CURes is an educational, developmental and research group, operating within Loyola Marymount. Their website describes their focus as the improvement of quality of life in urban areas through development of projects “in diverse but related areas of ecology, biology, restorative justice and mediation, and sustainability.” Long Beach engaged in the partnership in response to years of reported coyote sightings and increasing nervousness about family pets and family members, such as the experience that Roberts described. The partnership is funded by a one-year grant from the City of Long Beach and has the potential to continue for three years. Through CUres’s research, the City hopes to gain more knowledge of urban wildlife, coyotes in particular, and create a management strategy plan that balances both public safety and protection of wildlife.

At the beginning of the study, the team assessed coyote distribution data collected by local city wildlife officials.CURes staff and student researchers then placed 14 game cameras around the city to capture images of coyotes. Four months of data collection yielded nearly 30 hours of video footage and over 33,000 photos, 2,573 of which showed coyotes. Eight of the images had cats in them.

“The cameras gave us a lot of information about how they survive, how many will stick around and how many will leave,” Stevens said.

Game camera

Game cameras such as this one are posted in strategic places to capture images of coyote behavior.

The focus so far is on one family comprising a male, a female, and three offspring. The brood will continue to be studied to understand the dispersion of young males and the family structure before the study expands to other areas of the city. Stevens said that other game cameras will be placed based on sightings from the public.

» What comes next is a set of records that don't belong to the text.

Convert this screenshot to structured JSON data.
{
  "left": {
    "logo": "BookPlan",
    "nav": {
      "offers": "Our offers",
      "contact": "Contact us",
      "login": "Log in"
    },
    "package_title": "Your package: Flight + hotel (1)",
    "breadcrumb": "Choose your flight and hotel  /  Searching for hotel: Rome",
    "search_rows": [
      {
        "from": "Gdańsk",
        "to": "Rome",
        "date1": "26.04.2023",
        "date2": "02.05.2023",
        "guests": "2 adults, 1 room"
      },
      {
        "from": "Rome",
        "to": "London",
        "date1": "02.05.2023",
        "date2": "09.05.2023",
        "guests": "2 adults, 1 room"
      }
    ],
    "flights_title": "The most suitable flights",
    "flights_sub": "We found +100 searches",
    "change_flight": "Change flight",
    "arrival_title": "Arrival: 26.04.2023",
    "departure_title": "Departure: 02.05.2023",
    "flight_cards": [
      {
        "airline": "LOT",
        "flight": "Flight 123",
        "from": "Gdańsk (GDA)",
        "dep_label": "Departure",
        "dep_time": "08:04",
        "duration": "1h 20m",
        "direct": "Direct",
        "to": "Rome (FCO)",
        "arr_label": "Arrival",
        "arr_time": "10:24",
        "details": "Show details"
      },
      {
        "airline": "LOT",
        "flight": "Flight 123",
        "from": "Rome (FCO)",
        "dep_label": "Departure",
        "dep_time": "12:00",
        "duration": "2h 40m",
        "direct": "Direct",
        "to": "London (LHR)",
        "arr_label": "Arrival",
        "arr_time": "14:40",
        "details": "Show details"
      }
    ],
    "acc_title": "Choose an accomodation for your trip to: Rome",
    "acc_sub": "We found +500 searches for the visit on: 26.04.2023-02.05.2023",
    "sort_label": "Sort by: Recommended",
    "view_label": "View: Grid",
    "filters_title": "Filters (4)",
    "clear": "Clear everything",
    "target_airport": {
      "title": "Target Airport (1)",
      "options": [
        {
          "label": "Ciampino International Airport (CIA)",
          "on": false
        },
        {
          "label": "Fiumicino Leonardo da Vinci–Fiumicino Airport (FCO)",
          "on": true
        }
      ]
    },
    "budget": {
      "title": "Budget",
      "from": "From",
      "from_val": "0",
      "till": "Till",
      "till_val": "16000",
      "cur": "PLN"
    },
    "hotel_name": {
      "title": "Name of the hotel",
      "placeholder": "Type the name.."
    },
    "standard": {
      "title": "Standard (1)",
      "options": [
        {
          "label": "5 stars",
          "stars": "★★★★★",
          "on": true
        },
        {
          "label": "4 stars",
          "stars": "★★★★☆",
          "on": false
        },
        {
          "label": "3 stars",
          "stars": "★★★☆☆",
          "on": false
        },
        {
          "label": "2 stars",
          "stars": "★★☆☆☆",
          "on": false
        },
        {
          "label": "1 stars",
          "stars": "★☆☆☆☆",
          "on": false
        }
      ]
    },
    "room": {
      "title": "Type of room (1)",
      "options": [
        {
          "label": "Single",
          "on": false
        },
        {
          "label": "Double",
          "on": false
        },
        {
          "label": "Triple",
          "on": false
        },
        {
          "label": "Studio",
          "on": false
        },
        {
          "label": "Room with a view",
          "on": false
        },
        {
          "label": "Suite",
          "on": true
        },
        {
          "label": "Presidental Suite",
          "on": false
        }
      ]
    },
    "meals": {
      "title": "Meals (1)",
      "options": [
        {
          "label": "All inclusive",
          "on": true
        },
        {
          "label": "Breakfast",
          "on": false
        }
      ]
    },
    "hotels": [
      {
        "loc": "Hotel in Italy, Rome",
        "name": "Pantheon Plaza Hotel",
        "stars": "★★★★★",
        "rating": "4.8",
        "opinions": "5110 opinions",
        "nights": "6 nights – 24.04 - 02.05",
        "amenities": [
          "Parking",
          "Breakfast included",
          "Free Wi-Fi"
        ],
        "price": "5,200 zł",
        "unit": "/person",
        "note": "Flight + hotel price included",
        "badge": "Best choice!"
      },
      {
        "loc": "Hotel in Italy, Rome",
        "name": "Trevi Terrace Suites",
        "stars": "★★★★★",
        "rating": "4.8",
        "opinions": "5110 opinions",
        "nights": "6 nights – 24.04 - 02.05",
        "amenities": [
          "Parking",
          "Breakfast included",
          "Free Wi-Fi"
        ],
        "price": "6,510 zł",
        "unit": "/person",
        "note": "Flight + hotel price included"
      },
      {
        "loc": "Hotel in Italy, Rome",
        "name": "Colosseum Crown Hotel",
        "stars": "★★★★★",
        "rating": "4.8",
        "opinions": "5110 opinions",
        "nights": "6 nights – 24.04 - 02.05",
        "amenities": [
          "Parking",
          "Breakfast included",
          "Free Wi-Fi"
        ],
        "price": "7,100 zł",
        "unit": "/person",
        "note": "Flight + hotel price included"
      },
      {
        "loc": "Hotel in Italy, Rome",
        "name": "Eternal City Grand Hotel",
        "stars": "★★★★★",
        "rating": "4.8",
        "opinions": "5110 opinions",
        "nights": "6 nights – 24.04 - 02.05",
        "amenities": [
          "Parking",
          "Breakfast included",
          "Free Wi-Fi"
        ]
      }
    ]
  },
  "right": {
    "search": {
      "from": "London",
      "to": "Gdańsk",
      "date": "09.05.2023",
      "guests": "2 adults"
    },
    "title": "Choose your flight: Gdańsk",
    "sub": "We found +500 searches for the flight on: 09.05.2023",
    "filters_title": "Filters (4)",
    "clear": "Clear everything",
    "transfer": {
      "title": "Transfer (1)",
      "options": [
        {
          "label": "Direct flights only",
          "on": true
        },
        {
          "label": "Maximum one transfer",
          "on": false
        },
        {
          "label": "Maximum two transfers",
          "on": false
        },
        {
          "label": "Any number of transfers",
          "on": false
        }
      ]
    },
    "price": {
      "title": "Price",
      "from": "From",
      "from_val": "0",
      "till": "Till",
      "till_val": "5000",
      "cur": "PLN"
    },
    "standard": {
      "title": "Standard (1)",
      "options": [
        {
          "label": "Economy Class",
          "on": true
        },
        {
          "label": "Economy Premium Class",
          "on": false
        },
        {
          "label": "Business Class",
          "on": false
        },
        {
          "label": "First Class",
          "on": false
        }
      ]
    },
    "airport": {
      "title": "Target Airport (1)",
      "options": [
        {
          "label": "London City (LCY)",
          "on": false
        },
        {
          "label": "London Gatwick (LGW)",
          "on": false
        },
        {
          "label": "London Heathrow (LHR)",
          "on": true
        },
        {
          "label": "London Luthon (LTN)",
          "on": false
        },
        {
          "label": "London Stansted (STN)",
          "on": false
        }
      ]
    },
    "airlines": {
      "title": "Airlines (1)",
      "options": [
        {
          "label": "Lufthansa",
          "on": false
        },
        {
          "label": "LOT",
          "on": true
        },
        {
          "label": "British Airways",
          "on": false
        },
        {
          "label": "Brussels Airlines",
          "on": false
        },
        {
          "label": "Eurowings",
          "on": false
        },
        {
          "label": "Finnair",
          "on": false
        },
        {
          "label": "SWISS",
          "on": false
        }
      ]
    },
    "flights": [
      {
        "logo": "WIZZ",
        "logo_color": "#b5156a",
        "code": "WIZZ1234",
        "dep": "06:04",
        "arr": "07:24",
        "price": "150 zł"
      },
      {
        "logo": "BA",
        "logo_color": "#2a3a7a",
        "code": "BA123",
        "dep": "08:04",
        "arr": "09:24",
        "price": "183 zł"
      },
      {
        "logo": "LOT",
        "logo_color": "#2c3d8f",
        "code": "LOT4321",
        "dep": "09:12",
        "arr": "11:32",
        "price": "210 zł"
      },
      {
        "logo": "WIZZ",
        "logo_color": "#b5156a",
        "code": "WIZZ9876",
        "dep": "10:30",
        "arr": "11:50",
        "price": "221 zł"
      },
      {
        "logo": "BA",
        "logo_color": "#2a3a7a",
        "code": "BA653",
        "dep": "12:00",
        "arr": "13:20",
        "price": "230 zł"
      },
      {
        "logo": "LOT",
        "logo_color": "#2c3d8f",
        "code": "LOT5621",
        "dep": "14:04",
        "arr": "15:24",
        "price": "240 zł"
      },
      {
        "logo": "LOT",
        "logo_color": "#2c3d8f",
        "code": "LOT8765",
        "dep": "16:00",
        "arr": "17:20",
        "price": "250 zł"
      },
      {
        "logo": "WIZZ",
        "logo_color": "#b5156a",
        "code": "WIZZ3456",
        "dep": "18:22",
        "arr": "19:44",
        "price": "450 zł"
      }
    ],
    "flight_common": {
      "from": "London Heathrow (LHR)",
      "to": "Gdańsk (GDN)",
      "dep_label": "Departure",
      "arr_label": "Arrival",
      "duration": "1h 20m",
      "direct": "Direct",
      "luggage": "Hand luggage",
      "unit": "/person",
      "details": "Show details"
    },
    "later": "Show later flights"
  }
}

Based on the reports from the research team, the time stamps on the photos seemed to support coyotes being nocturnal. As the study progresses, the team will analyze coyote droppings to determine the exact food sources for this population. The ultimate goal is for data from the first year to provide the foundation for the next phase, which includes capture of animals and fitting them with GPS devices to further track them.

During the three-year study, recommendations for public policy will continue to develop. Stevens is confident that the study’s results will yield information other than not leaving food out, keeping pets in, and hazing coyotes. He won’t speculate, however, as to what the information will be.

“I think that is still an open question,” Stevens said. “But the goal is to learn as much about them as possible to assist with improving our management plan.”